• **What to work on**: If a line in the entries below includes "Reactor", show that line.

Stored items from a collection
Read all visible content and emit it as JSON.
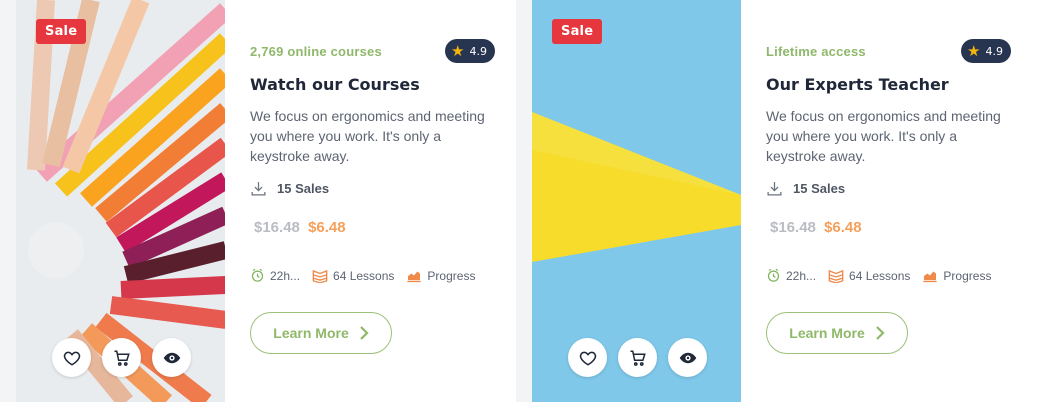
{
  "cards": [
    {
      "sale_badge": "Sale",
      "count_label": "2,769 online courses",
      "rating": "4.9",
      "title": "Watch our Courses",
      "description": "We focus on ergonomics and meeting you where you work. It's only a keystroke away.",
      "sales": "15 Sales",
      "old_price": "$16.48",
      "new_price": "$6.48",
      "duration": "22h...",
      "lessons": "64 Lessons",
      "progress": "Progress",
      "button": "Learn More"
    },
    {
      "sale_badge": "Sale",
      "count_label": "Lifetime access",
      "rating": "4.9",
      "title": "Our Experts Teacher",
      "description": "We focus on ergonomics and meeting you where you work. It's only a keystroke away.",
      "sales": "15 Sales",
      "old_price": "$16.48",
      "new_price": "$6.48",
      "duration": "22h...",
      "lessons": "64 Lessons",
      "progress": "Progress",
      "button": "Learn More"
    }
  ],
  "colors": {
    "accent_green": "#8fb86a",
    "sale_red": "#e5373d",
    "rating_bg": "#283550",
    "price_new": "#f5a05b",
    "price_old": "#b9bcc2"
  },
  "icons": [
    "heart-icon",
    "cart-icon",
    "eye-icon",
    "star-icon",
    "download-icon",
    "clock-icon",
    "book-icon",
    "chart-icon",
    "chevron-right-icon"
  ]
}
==
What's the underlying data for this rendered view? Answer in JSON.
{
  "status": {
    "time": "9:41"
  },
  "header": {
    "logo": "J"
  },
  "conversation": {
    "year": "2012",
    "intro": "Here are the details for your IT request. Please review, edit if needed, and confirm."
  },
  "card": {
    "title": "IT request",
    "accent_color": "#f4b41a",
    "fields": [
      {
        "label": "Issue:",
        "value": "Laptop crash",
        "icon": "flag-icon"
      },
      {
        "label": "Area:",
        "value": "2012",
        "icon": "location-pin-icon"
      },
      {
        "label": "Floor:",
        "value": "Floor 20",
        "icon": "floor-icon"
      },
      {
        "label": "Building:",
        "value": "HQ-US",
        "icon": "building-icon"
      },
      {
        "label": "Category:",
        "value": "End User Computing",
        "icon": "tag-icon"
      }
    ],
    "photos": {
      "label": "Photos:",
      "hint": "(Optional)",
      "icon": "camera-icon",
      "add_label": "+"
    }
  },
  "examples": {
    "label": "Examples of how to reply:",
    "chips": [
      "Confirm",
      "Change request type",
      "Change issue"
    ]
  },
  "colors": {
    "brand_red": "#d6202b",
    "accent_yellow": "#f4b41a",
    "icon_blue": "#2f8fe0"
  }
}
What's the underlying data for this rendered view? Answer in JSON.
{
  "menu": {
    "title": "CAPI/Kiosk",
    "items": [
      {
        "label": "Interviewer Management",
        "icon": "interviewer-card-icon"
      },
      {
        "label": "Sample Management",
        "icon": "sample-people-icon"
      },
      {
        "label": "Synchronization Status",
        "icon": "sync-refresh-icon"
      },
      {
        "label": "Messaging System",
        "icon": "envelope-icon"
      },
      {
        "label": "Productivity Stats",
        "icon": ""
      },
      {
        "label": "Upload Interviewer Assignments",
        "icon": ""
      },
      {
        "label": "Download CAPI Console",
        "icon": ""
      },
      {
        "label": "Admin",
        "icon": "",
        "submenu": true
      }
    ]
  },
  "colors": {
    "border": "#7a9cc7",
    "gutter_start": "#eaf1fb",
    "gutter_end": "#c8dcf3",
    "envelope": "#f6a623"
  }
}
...
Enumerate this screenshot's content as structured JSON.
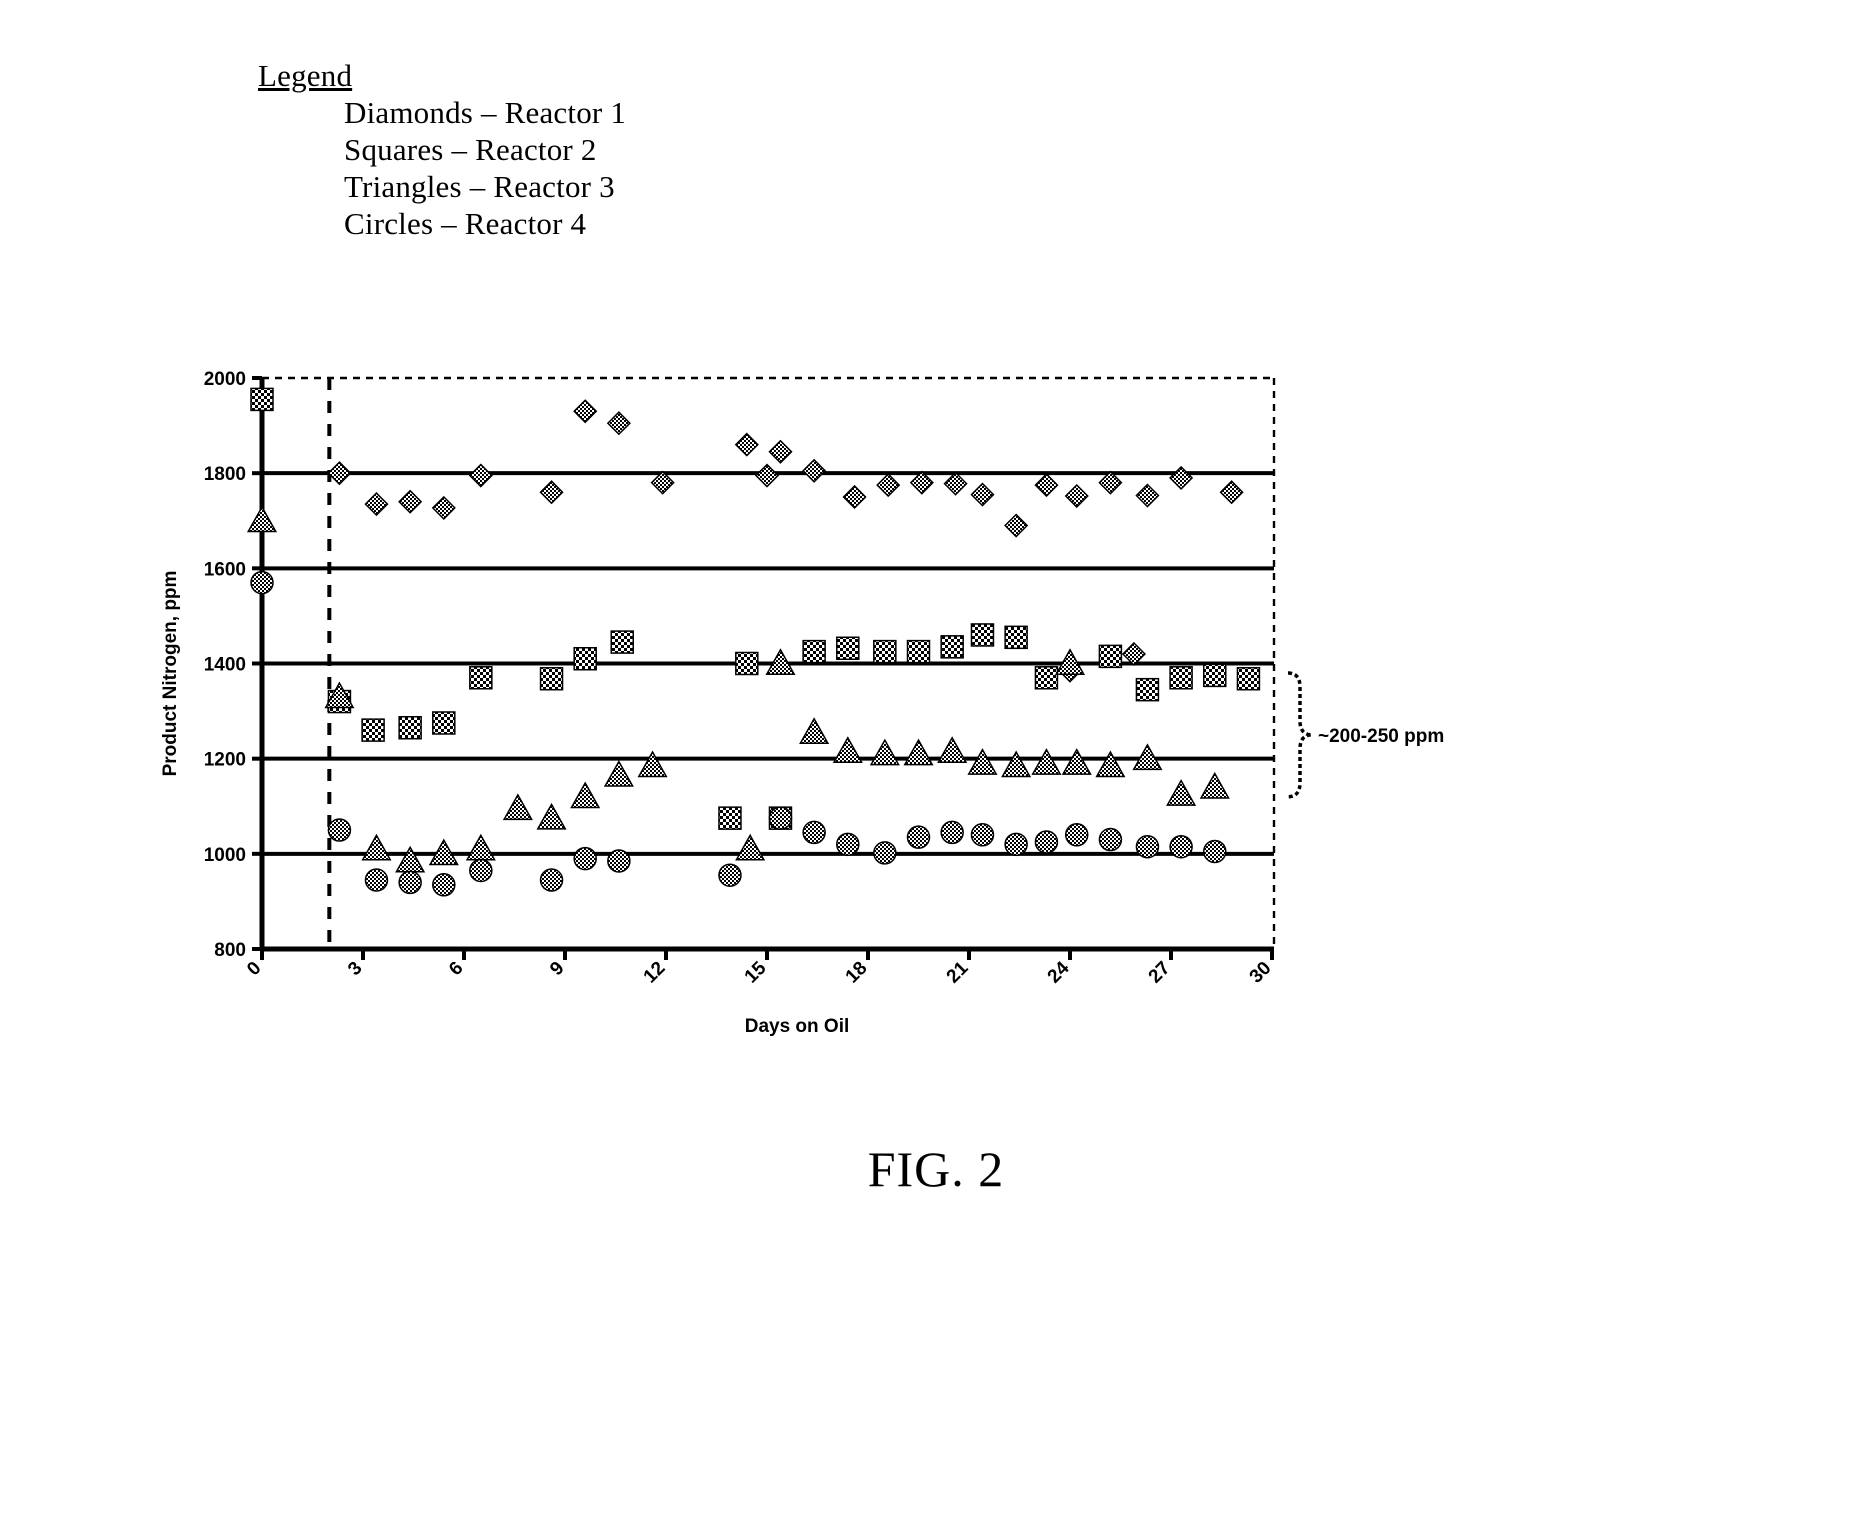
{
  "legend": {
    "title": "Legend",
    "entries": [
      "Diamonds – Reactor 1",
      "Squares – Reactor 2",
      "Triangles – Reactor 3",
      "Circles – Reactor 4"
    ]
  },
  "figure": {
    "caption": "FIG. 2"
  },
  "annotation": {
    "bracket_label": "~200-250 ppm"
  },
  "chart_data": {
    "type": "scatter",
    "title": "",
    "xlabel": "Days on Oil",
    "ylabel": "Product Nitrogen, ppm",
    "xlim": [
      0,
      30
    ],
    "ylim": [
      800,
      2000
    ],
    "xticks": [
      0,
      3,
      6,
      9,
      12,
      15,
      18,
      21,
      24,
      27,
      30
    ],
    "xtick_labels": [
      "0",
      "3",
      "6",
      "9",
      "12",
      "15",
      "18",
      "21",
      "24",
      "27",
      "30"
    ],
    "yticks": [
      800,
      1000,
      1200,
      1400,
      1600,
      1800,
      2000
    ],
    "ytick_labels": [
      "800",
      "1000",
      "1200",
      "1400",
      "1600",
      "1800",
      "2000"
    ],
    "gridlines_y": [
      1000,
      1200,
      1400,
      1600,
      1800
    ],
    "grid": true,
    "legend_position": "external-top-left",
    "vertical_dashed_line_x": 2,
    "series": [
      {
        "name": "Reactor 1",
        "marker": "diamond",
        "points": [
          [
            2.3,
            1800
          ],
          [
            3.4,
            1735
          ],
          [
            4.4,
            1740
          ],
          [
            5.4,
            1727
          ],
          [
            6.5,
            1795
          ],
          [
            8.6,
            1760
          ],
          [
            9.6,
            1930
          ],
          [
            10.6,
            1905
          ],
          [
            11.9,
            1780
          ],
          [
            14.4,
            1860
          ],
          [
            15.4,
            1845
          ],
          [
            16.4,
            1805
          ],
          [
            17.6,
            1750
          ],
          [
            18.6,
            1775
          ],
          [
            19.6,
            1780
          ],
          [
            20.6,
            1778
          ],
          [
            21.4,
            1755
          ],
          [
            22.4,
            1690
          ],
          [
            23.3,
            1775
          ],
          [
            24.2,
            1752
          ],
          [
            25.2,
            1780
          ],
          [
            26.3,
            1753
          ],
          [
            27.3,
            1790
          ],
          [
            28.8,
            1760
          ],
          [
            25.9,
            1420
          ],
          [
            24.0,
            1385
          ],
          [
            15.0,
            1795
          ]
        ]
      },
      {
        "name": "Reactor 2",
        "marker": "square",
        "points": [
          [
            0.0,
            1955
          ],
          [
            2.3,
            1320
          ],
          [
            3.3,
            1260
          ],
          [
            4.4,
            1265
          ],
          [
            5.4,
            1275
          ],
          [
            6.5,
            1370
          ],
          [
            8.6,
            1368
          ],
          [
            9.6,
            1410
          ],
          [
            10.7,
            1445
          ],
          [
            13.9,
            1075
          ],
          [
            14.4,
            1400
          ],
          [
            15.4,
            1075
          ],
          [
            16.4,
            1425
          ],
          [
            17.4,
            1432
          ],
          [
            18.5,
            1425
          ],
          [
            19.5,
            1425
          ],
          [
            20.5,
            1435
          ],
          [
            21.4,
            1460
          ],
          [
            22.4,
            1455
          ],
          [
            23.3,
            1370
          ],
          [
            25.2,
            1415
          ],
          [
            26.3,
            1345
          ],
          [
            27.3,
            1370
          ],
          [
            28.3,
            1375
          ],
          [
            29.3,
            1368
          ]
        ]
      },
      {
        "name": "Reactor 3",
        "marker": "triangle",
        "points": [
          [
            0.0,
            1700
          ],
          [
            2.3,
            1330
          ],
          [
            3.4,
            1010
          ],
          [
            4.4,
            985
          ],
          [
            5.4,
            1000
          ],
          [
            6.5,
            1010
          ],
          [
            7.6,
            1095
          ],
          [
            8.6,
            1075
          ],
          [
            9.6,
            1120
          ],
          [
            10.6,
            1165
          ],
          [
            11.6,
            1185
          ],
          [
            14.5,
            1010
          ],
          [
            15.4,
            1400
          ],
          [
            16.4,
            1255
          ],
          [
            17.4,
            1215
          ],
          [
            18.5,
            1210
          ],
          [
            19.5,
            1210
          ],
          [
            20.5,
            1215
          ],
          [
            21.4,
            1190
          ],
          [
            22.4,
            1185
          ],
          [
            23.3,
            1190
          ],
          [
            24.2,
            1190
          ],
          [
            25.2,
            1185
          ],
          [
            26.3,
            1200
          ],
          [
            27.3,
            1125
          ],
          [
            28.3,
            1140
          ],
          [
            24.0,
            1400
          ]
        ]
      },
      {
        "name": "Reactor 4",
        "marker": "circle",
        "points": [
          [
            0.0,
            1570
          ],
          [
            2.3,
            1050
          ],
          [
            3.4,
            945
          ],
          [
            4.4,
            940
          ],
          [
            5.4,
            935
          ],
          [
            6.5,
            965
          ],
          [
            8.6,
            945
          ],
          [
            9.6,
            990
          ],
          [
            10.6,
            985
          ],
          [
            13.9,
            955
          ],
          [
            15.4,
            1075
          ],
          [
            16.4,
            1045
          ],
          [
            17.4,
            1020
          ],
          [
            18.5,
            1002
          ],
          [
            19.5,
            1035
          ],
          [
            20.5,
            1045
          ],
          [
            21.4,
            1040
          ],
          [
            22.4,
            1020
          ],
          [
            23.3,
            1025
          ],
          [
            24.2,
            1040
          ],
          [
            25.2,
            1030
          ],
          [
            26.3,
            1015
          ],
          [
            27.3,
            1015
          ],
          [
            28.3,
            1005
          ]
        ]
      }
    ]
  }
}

• **Answer section**:
      "Diamonds – Reactor 1",
      "Squares – Reactor 2",
      "Triangles – Reactor 3",
      "Circles – Reactor 4"
        "name": "Reactor 1",
        "name": "Reactor 2",
        "name": "Reactor 3",
        "name": "Reactor 4",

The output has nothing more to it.